I have had the privilege to visit the headquarters of the Mauritius Sanathan Darma Temples Federation last year when we organised the visit of religious organisations and sanctuaries in Port Louis with the support of the Mauritius Tourism Promotion Authority. We received a warm welcome from Somduth Dulthumun and his staff. Although on some issues I may not share his opinions, I respect him as a Mauritian citizen and head of a religious federation.
The question arose recently that Religion should not be mixed with Politics. What are your comments? Do you think that one should abide by the saying: Give to Caesar what is Caesar’s and to God what belongs to God?
You quote Jesus in the Gospel: “Give to Caesar what is Caesar’s and to God what is God’s”. To understand Jesus’s reply we have to place it in the context of the time. His native land, Palestine, was a colony of the Romans. They were under the power and authority of Caesar the Emperor who lived in Rome and has appointed Pontius Pilate as governor of this province of the empire. Caesar was an emperor who was worshipped as god himself. All the people who lived under the rule of Caesar had to worship him as a divine person. The traditional Jews of Jesus’s time rejected this practice because they believed in one only God, Yahweh. Yahweh had revealed himself to the Jews as from the time of Moses and the prophets of the Old Testament.
To worship Caesar was therefore a sin of idolatry. The Jews at the time of Jesus expected that God would send them a king of their own, the Messiah, who would overturn Caesar and his rule. But Jesus refused to be a “messiah king” who would exercise political power. He preached extensively about the Kingdom of God which is not a political kingdom but a kingdom of service, love and forgiveness which is open to all nations of the world. So Jesus clearly separates political power from religion.
In the centuries after the death and resurrection of Jesus, the Christian communities refused to worship Caesar and were persecuted. Later on in the history of the Church and after the emperor Constantine became a Christian, the Christians gradually moved away from this distinction between Church and State. In the Middle Ages there was a saying in Latin that the people of each state must follow the religion of the king. Christianity was imposed on the people; it was the religion of the king. This was not in accordance with the teaching of Jesus himself.
With the French revolution in 1789 and thanks also to the thinking of many philosophers, the principle of separation between church and state was rediscovered and is now widely accepted in most catholic countries. It is interesting to note that Cardinal Jean Margéot in his pastoral letter written in 1977 at the time of the general elections of independent Mauritius (“Foi et politique, Tensions et Unité”) publicly stated that the catholic church in Mauritius would not back up any political party and was against the creation of a “Christian democratic” party, although many faithful of the catholic church wanted to found a catholic party.

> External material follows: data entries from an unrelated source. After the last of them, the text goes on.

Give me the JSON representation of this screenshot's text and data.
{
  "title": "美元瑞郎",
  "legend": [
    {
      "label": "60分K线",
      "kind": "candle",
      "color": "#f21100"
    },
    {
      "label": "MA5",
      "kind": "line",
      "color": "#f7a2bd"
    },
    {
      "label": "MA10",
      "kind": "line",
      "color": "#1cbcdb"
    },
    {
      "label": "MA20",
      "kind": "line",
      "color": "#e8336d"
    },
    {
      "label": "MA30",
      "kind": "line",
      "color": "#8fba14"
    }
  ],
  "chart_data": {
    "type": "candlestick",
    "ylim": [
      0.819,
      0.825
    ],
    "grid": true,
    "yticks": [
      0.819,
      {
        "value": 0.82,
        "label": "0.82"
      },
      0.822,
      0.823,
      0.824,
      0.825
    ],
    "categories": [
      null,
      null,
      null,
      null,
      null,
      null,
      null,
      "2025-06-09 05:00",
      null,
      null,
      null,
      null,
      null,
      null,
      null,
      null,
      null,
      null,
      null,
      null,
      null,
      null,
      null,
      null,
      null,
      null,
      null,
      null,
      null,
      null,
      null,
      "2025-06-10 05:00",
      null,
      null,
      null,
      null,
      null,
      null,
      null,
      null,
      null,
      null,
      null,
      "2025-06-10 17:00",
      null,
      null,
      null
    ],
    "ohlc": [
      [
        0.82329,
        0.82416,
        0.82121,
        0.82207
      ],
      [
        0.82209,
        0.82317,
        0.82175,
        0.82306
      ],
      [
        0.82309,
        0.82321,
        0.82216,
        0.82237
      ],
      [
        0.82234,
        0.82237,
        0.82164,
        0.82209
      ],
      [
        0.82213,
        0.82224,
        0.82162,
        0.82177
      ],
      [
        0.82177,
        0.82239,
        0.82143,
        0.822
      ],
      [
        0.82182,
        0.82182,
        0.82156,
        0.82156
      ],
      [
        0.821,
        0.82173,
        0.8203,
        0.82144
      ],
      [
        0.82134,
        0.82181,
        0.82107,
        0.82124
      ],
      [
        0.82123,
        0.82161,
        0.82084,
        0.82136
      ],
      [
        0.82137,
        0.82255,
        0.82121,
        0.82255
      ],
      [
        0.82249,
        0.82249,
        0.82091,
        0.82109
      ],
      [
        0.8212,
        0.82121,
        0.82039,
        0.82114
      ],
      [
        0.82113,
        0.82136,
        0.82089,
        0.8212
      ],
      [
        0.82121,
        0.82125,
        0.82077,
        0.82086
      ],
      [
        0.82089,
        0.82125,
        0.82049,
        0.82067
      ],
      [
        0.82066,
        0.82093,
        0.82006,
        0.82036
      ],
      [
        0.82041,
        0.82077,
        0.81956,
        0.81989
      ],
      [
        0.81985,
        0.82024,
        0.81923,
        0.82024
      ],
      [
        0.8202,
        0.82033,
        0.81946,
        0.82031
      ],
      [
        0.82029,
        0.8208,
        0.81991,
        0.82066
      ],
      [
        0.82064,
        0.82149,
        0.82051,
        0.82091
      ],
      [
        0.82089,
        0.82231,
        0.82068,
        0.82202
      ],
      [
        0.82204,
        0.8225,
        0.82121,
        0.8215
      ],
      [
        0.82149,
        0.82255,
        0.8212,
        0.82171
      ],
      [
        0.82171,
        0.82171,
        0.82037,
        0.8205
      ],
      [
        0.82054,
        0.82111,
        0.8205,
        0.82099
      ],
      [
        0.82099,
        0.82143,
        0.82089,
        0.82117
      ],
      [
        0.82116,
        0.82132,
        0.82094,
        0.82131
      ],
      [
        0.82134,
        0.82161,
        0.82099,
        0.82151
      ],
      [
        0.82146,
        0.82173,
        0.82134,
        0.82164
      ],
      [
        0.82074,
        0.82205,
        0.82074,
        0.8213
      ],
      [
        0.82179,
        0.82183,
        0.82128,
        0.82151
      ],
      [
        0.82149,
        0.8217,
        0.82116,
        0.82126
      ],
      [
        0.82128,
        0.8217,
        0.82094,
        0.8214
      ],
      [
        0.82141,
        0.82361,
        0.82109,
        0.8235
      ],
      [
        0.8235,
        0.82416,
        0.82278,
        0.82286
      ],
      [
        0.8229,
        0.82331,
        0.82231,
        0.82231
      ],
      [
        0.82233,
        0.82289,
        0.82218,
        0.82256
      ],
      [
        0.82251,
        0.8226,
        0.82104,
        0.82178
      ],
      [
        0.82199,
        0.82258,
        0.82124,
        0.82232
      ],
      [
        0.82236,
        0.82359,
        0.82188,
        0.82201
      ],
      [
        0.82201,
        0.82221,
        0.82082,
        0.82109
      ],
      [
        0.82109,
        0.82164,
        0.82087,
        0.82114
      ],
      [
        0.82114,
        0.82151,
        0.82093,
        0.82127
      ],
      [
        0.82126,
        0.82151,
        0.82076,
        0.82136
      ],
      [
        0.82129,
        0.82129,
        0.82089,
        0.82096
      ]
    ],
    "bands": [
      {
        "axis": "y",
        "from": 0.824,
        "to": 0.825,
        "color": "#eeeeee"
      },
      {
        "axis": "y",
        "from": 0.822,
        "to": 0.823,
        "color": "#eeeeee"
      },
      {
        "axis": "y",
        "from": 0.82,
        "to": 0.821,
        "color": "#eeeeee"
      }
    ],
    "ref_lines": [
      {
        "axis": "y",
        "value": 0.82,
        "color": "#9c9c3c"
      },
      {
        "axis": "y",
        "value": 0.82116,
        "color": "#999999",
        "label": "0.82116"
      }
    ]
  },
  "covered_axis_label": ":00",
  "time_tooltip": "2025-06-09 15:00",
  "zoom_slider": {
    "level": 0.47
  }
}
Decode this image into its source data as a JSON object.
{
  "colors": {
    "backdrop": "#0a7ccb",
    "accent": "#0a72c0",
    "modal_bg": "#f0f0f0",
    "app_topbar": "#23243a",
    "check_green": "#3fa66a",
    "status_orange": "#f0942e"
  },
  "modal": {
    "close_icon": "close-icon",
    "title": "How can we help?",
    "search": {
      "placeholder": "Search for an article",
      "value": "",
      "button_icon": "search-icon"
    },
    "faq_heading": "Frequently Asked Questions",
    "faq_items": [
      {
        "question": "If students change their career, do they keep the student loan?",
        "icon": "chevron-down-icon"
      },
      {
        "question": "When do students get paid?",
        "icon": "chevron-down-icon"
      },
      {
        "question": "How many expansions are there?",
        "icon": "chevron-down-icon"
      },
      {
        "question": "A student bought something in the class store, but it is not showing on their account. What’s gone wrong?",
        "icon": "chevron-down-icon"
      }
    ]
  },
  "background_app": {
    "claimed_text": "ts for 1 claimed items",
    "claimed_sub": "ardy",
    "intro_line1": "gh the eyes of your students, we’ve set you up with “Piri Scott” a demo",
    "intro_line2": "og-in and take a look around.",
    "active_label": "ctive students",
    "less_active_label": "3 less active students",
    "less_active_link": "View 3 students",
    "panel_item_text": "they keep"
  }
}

The respect of the principle of separation between church and state is also closely linked to another fundamental principle which is freedom of conscience. The decision of Cardinal Margeot to refuse any attempt at creating a catholic party contributed very much to peace and unity in our land. Each catholic was free to choose his or her party according to his or her conscience. This is essential if we want democracy to work and if we want to avoid the danger that political oppositions become religious conflicts.